DATA FOR ANALYSIS section start
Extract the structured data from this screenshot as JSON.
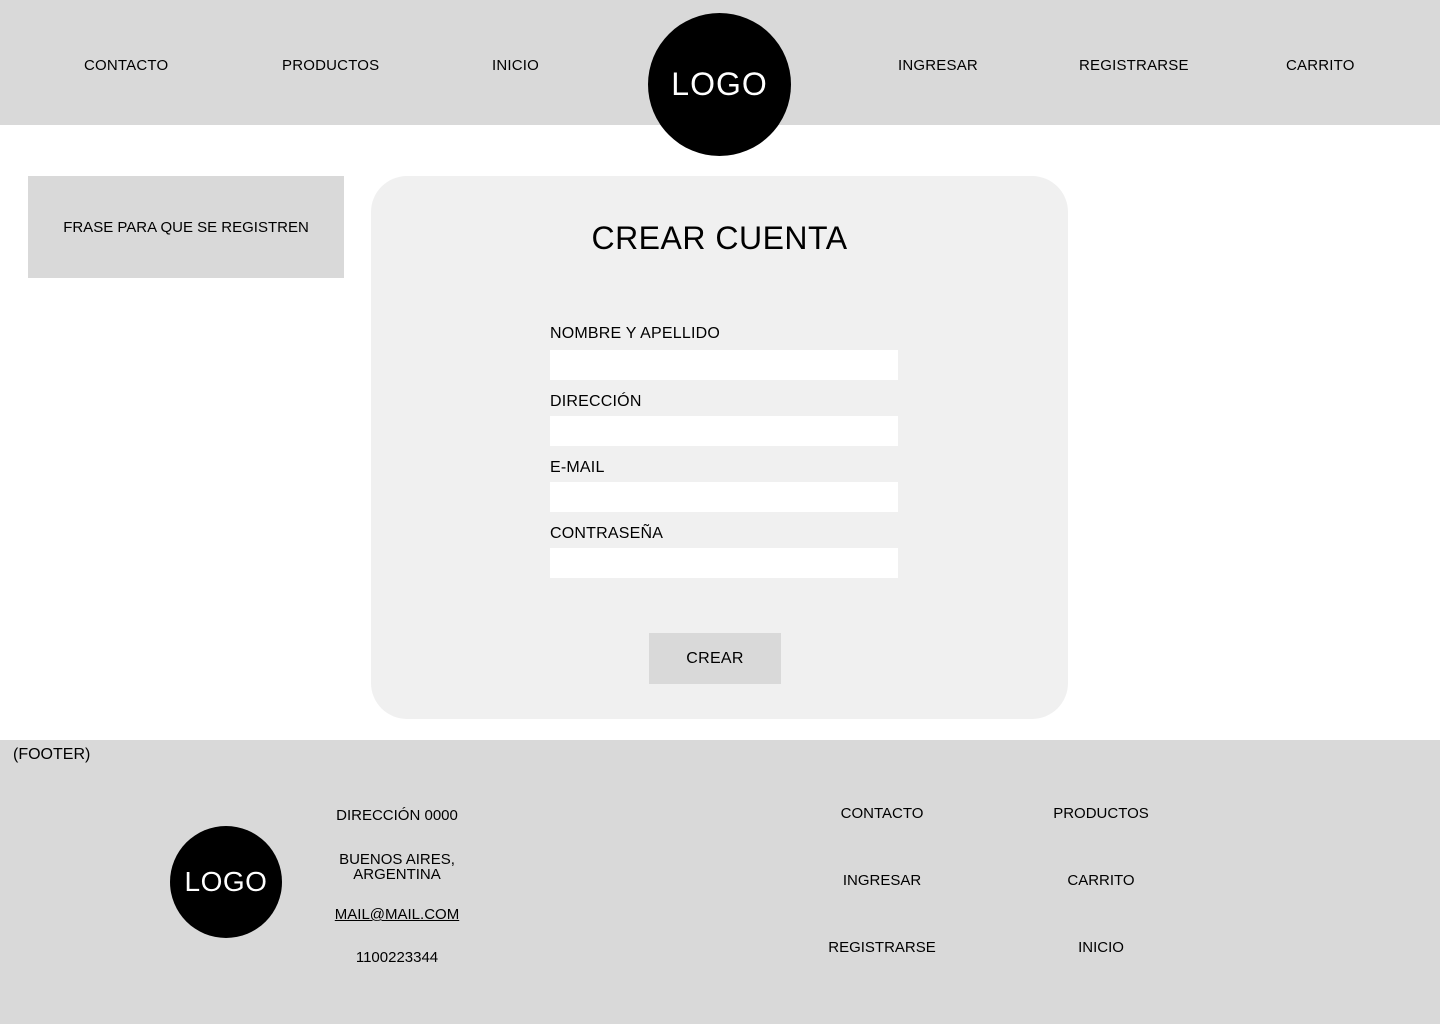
{
  "header": {
    "nav_left": [
      "CONTACTO",
      "PRODUCTOS",
      "INICIO"
    ],
    "logo": "LOGO",
    "nav_right": [
      "INGRESAR",
      "REGISTRARSE",
      "CARRITO"
    ]
  },
  "sidebar": {
    "phrase": "FRASE PARA QUE SE REGISTREN"
  },
  "form": {
    "title": "CREAR CUENTA",
    "fields": [
      {
        "label": "NOMBRE Y APELLIDO",
        "value": ""
      },
      {
        "label": "DIRECCIÓN",
        "value": ""
      },
      {
        "label": "E-MAIL",
        "value": ""
      },
      {
        "label": "CONTRASEÑA",
        "value": ""
      }
    ],
    "submit_label": "CREAR"
  },
  "footer": {
    "tag": "(FOOTER)",
    "logo": "LOGO",
    "address": "DIRECCIÓN 0000",
    "city_line1": "BUENOS AIRES,",
    "city_line2": "ARGENTINA",
    "email": "MAIL@MAIL.COM",
    "phone": "1100223344",
    "links": [
      "CONTACTO",
      "PRODUCTOS",
      "INGRESAR",
      "CARRITO",
      "REGISTRARSE",
      "INICIO"
    ]
  },
  "colors": {
    "header_bg": "#d9d9d9",
    "card_bg": "#f0f0f0",
    "logo_bg": "#000000"
  }
}
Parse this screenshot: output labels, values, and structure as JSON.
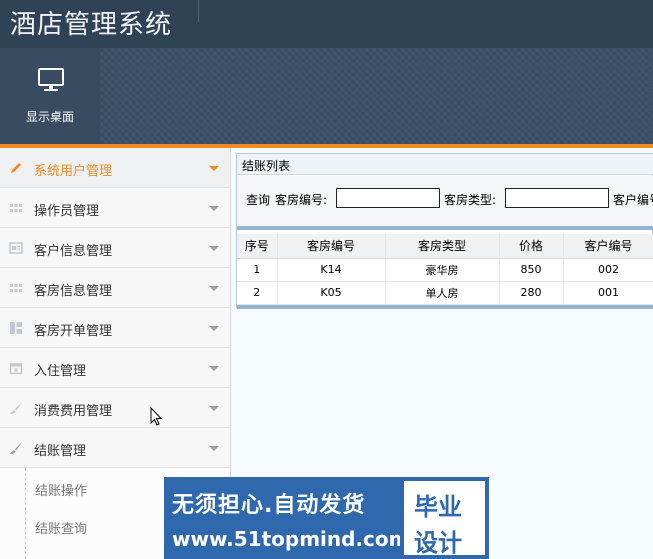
{
  "header": {
    "title": "酒店管理系统"
  },
  "toolbar": {
    "desktop_label": "显示桌面",
    "desktop_icon": "monitor-icon"
  },
  "colors": {
    "accent": "#f08a24",
    "header": "#2f4256",
    "toolbar": "#3c5068",
    "grid_border": "#95b4cf"
  },
  "sidebar": {
    "items": [
      {
        "label": "系统用户管理",
        "icon": "pencil-icon",
        "active": true
      },
      {
        "label": "操作员管理",
        "icon": "grid-icon"
      },
      {
        "label": "客户信息管理",
        "icon": "card-icon"
      },
      {
        "label": "客房信息管理",
        "icon": "grid-icon"
      },
      {
        "label": "客房开单管理",
        "icon": "layout-icon"
      },
      {
        "label": "入住管理",
        "icon": "calendar-icon"
      },
      {
        "label": "消费费用管理",
        "icon": "brush-icon"
      },
      {
        "label": "结账管理",
        "icon": "brush-icon"
      }
    ],
    "sub_items": [
      {
        "label": "结账操作"
      },
      {
        "label": "结账查询"
      }
    ]
  },
  "panel": {
    "title": "结账列表",
    "query": {
      "query_label": "查询",
      "room_no_label": "客房编号:",
      "room_type_label": "客房类型:",
      "customer_no_label": "客户编号"
    },
    "table": {
      "headers": [
        "序号",
        "客房编号",
        "客房类型",
        "价格",
        "客户编号"
      ],
      "rows": [
        [
          "1",
          "K14",
          "豪华房",
          "850",
          "002"
        ],
        [
          "2",
          "K05",
          "单人房",
          "280",
          "001"
        ]
      ]
    }
  },
  "watermark": {
    "line1": "无须担心.自动发货",
    "line2": "www.51topmind.com",
    "box_line1": "毕业",
    "box_line2": "设计"
  }
}
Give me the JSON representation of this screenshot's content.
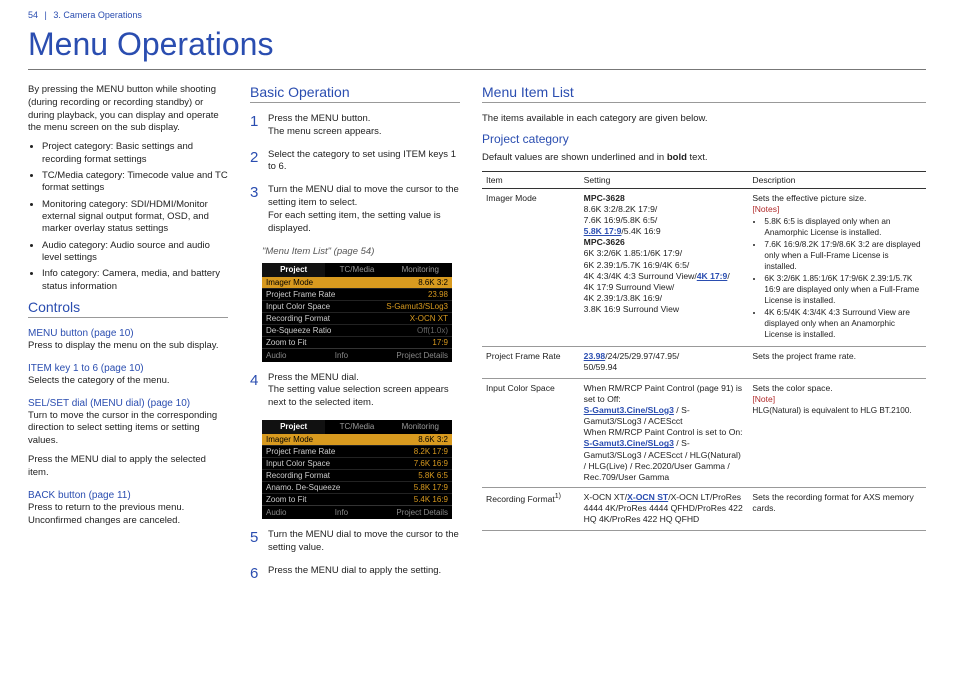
{
  "header": {
    "pageNum": "54",
    "chapter": "3. Camera Operations"
  },
  "title": "Menu Operations",
  "intro": {
    "p1": "By pressing the MENU button while shooting (during recording or recording standby) or during playback, you can display and operate the menu screen on the sub display.",
    "bullets": [
      "Project category: Basic settings and recording format settings",
      "TC/Media category: Timecode value and TC format settings",
      "Monitoring category: SDI/HDMI/Monitor external signal output format, OSD, and marker overlay status settings",
      "Audio category: Audio source and audio level settings",
      "Info category: Camera, media, and battery status information"
    ]
  },
  "controls": {
    "heading": "Controls",
    "items": [
      {
        "h": "MENU button (page 10)",
        "p": "Press to display the menu on the sub display."
      },
      {
        "h": "ITEM key 1 to 6 (page 10)",
        "p": "Selects the category of the menu."
      },
      {
        "h": "SEL/SET dial (MENU dial) (page 10)",
        "p": "Turn to move the cursor in the corresponding direction to select setting items or setting values.",
        "p2": "Press the MENU dial to apply the selected item."
      },
      {
        "h": "BACK button (page 11)",
        "p": "Press to return to the previous menu. Unconfirmed changes are canceled."
      }
    ]
  },
  "basic": {
    "heading": "Basic Operation",
    "steps": [
      {
        "n": "1",
        "t1": "Press the MENU button.",
        "t2": "The menu screen appears."
      },
      {
        "n": "2",
        "t1": "Select the category to set using ITEM keys 1 to 6."
      },
      {
        "n": "3",
        "t1": "Turn the MENU dial to move the cursor to the setting item to select.",
        "t2": "For each setting item, the setting value is displayed."
      },
      {
        "n": "4",
        "t1": "Press the MENU dial.",
        "t2": "The setting value selection screen appears next to the selected item."
      },
      {
        "n": "5",
        "t1": "Turn the MENU dial to move the cursor to the setting value."
      },
      {
        "n": "6",
        "t1": "Press the MENU dial to apply the setting."
      }
    ],
    "ref": "\"Menu Item List\" (page 54)"
  },
  "cam1": {
    "tabs": [
      "Project",
      "TC/Media",
      "Monitoring"
    ],
    "rows": [
      [
        "Imager Mode",
        "8.6K 3:2",
        true
      ],
      [
        "Project Frame Rate",
        "23.98"
      ],
      [
        "Input Color Space",
        "S-Gamut3/SLog3"
      ],
      [
        "Recording Format",
        "X-OCN XT"
      ],
      [
        "De-Squeeze Ratio",
        "Off(1.0x)"
      ],
      [
        "Zoom to Fit",
        "17:9"
      ]
    ],
    "foot": [
      "Audio",
      "Info",
      "Project Details"
    ]
  },
  "cam2": {
    "tabs": [
      "Project",
      "TC/Media",
      "Monitoring"
    ],
    "rows": [
      [
        "Imager Mode",
        "8.6K 3:2",
        true
      ],
      [
        "Project Frame Rate",
        "8.2K 17:9"
      ],
      [
        "Input Color Space",
        "7.6K 16:9"
      ],
      [
        "Recording Format",
        "5.8K 6:5"
      ],
      [
        "Anamo. De-Squeeze",
        "5.8K 17:9"
      ],
      [
        "Zoom to Fit",
        "5.4K 16:9"
      ]
    ],
    "foot": [
      "Audio",
      "Info",
      "Project Details"
    ]
  },
  "menuList": {
    "heading": "Menu Item List",
    "intro": "The items available in each category are given below.",
    "project": {
      "heading": "Project category",
      "default_note": "Default values are shown underlined and in bold text.",
      "th": [
        "Item",
        "Setting",
        "Description"
      ],
      "rows": [
        {
          "item": "Imager Mode",
          "setting_html": "<b>MPC-3628</b><br>8.6K 3:2/8.2K 17:9/<br>7.6K 16:9/5.8K 6:5/<br><span class='blue'><b><u>5.8K 17:9</u></b></span>/5.4K 16:9<br><b>MPC-3626</b><br>6K 3:2/6K 1.85:1/6K 17:9/<br>6K 2.39:1/5.7K 16:9/4K 6:5/<br>4K 4:3/4K 4:3 Surround View/<span class='blue'><b><u>4K 17:9</u></b></span>/<br>4K 17:9 Surround View/<br>4K 2.39:1/3.8K 16:9/<br>3.8K 16:9 Surround View",
          "desc_html": "Sets the effective picture size.<br><span class='note'>[Notes]</span><ul class='notelist'><li>5.8K 6:5 is displayed only when an Anamorphic License is installed.</li><li>7.6K 16:9/8.2K 17:9/8.6K 3:2 are displayed only when a Full-Frame License is installed.</li><li>6K 3:2/6K 1.85:1/6K 17:9/6K 2.39:1/5.7K 16:9 are displayed only when a Full-Frame License is installed.</li><li>4K 6:5/4K 4:3/4K 4:3 Surround View are displayed only when an Anamorphic License is installed.</li></ul>"
        },
        {
          "item": "Project Frame Rate",
          "setting_html": "<span class='blue'><b><u>23.98</u></b></span>/24/25/29.97/47.95/<br>50/59.94",
          "desc_html": "Sets the project frame rate."
        },
        {
          "item": "Input Color Space",
          "setting_html": "When RM/RCP Paint Control (page 91) is set to Off:<br><span class='blue'><b><u>S-Gamut3.Cine/SLog3</u></b></span> / S-Gamut3/SLog3 / ACEScct<br>When RM/RCP Paint Control is set to On:<br><span class='blue'><b><u>S-Gamut3.Cine/SLog3</u></b></span> / S-Gamut3/SLog3 / ACEScct / HLG(Natural) / HLG(Live) / Rec.2020/User Gamma / Rec.709/User Gamma",
          "desc_html": "Sets the color space.<br><span class='note'>[Note]</span><br><span style='font-size:8.2px'>HLG(Natural) is equivalent to HLG BT.2100.</span>"
        },
        {
          "item_html": "Recording Format<span class='sup'>1)</span>",
          "setting_html": "X-OCN XT/<span class='blue'><b><u>X-OCN ST</u></b></span>/X-OCN LT/ProRes 4444 4K/ProRes 4444 QFHD/ProRes 422 HQ 4K/ProRes 422 HQ QFHD",
          "desc_html": "Sets the recording format for AXS memory cards."
        }
      ]
    }
  }
}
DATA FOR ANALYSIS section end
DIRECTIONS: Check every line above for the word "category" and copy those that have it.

TASK OUTPUT:
      "Project category: Basic settings and recording format settings",
      "TC/Media category: Timecode value and TC format settings",
      "Monitoring category: SDI/HDMI/Monitor external signal output format, OSD, and marker overlay status settings",
      "Audio category: Audio source and audio level settings",
      "Info category: Camera, media, and battery status information"
        "p": "Selects the category of the menu."
        "t1": "Select the category to set using ITEM keys 1 to 6."
    "intro": "The items available in each category are given below.",
      "heading": "Project category",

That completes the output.